The fight against Al-Qaida associates, the Al-Shabaab militants could take decades before peace keeping missions accomplish their long-term objectives in Somali, a report launched on Friday in Nairobi states.
Al-Shabaab militants have been causing havoc within and outside Somalia, masterminding some of the worst terror attacks within East Africa for a decade now.
A report by International Policy Group has implicated Somali's largest telecommunication company; Hormuud Telecom of funding Al-Shabaab activities through huge transfer of money.
Dubbed 'Reaping the Whirlwind Hormuud Entrepreneursand the Resurgence of Al-Shabaab', the report gives blow by blow account on how the company has allegedly been financing the terror group's operations.
Businessman Ali Ahmed, formerly of Islamic Union, who apparently owns majority shares in the company, is accused of authorizing funding of Al-Shabaab.
"In September 2010, Ali Ahmed Nur Jim’ale (Jim’ale) founded ZAAD, a mobile-to-mobile money-transfer business that struck a deal with AlShabaab to make money transfers more anonymous by eliminating the need to show identification," the report reads.
In February 2014, Al-Shabaab operatives stormed into the headquarters of Hormuud in Jilib town, arrested all the mobile phone company’s workers and threatened to kill them if they did not shut down the network and stop the data services.

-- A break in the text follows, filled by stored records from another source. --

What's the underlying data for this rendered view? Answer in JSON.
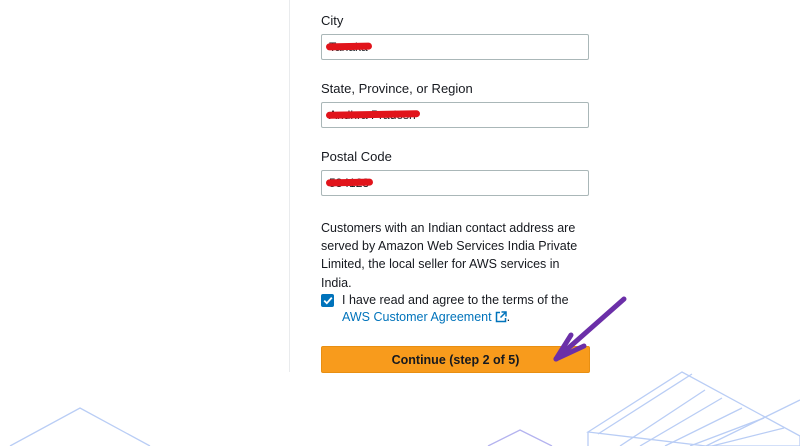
{
  "form": {
    "city": {
      "label": "City",
      "value": "Tanaka"
    },
    "state": {
      "label": "State, Province, or Region",
      "value": "Andhra Pradesh"
    },
    "postal": {
      "label": "Postal Code",
      "value": "534123"
    }
  },
  "notice_text": "Customers with an Indian contact address are served by Amazon Web Services India Private Limited, the local seller for AWS services in India.",
  "agreement": {
    "checked": true,
    "text": "I have read and agree to the terms of the",
    "link_text": "AWS Customer Agreement",
    "suffix": "."
  },
  "continue_button_label": "Continue (step 2 of 5)",
  "colors": {
    "button": "#f89b1c",
    "link": "#0073bb",
    "annotation_arrow": "#6b2fa8",
    "redaction": "#e1141b"
  }
}
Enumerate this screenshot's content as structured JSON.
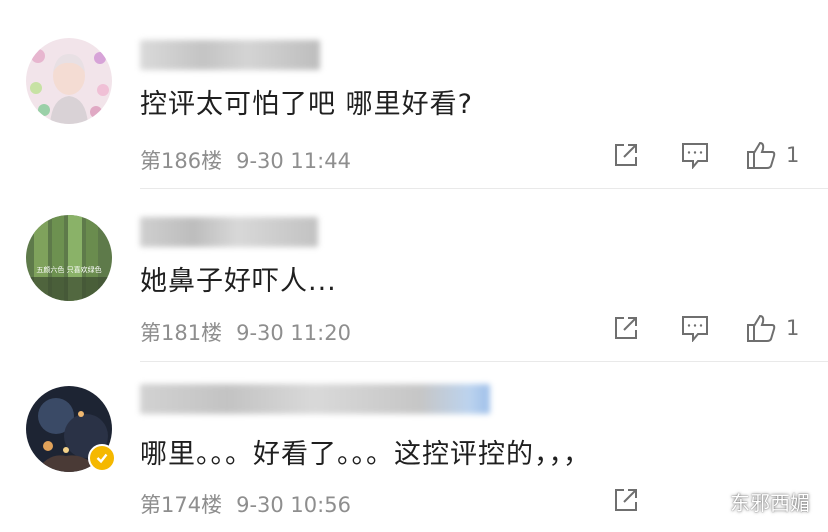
{
  "comments": [
    {
      "text": "控评太可怕了吧 哪里好看?",
      "floor": "第186楼",
      "time": "9-30 11:44",
      "likes": "1",
      "avatar_icon": "user-avatar-icon",
      "username_blurred": true
    },
    {
      "text": "她鼻子好吓人...",
      "floor": "第181楼",
      "time": "9-30 11:20",
      "likes": "1",
      "avatar_icon": "user-avatar-icon",
      "avatar_caption": "五颜六色 只喜欢绿色",
      "username_blurred": true
    },
    {
      "text": "哪里。。。好看了。。。这控评控的，，，",
      "floor": "第174楼",
      "time": "9-30 10:56",
      "likes": "",
      "avatar_icon": "user-avatar-icon",
      "verified_badge": "verified-badge-icon",
      "username_blurred": true
    }
  ],
  "actions": {
    "share_icon": "share-icon",
    "comment_icon": "comment-icon",
    "like_icon": "like-icon"
  },
  "watermark": {
    "icon": "wechat-icon",
    "text": "东邪西媚"
  },
  "colors": {
    "text": "#1f1f1f",
    "meta": "#8e8e8e",
    "icon": "#6f6f6f",
    "divider": "#e9e9e9",
    "verified": "#f5b800"
  }
}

According to the report, Hormuud is the greatest financier of Al-Shabaab, paying an estimated $200,000 every month to the group. Al-Shabaab makes at least $100 million annually through illicit taxation and external funding, the group said in a series of tweets.
In what could further strain Kenya's relationship with Somalia, Hormuud Telecom is also accused of penetrating Kenyan space by controlling Communication business in North Eastern Kenya.
A number of money transfer companies with links to Hormuud Telecom have been dragged into the explosive report, a move that could lead to their closure in Kenya.
"41% of workers of Hormuud Telecom, Taaj Express, Salaam Bank iyo and Dahabshiil Money Transfer collaborate directly or indirectly and pay taxes to Al-Shabaab," says the report.
Humanitarian organisations have not been spared either, with I indicating that they have been remitting funds to the terror group against the international law.
As part of registration and security fee, the report adds, these groups end up parting with $40,000 annually to the terror group.
"The paper reports that some humanitarian organizations pay registration and security fees of up to $20,000, every six months to Al-Shabaab."
Illicit charcoal trade in Somalia has been reported also as one of the income generating activity for Al-Shabaab. This is despite the fact that most areas are closely guarded by AMISOM forces.
In September this year, Hormuud Telecom accused Kenya Defense Forces (KDF) of destroying her infrastructure and killing a number of staff members.
Despite the complaint, KDF did not issue any rebuttal to the claims. But a source within the security trips confessed that the military is privy to Hormuud's 'fishy activities' in Somalia.
"For the 12th time this year, KDF has detonated our masts in Aws-Karun at Gedo region of Jubbaland. The attack took place on August 22nd. The troops used powerful machines to destroy the equipment," the company wrote.
"In an earlier attack, the KDF troops killed one of our staff and injured others. These unlawful acts by KDF amounts to war crimes and will turnish the effort of international community to stabilise Somalia."
The company's plight was however backed by Congresswoman IIhan Omar, who accused Kenya of illegally destroying the infrastructure, adding that such actions would sabotage the economy.
Ms Omar, a Somali refugee in the US, further asked the Federal Goverment to 'seek answers and retribution' following the destruction of Hormuud infrastructure.
"Somali government and peacekeeping forces, need to protect @Hormuud and the Somali telecom industry as they make enormous contribution to the economy and provide vital services. During my visit to Somalia in 2011, I was surprised by the quick evolution of technology in Somalia," she said.
"Finally, the destruction of vital infrastructure is harmful not only to the Somali/Kenya relationship, but to future investment in Somalia’s economy. I urge the Somali government to continue to seek answers and retribution."
Al-Shabaab has intensified attacks on Kenyan soil, with the IPG report directly implicating Hormuud Telecom to financing Al-Shabaab militants who attacked Dusit D2 Hotel early this year in Nairobi.
Kenya has deployed over 4,000 soldiers for peace keeping mission in Somalia. The troops are expected to withdraw from the Horn of Africa nation by 2021 after transitioning duties to Somali National Army.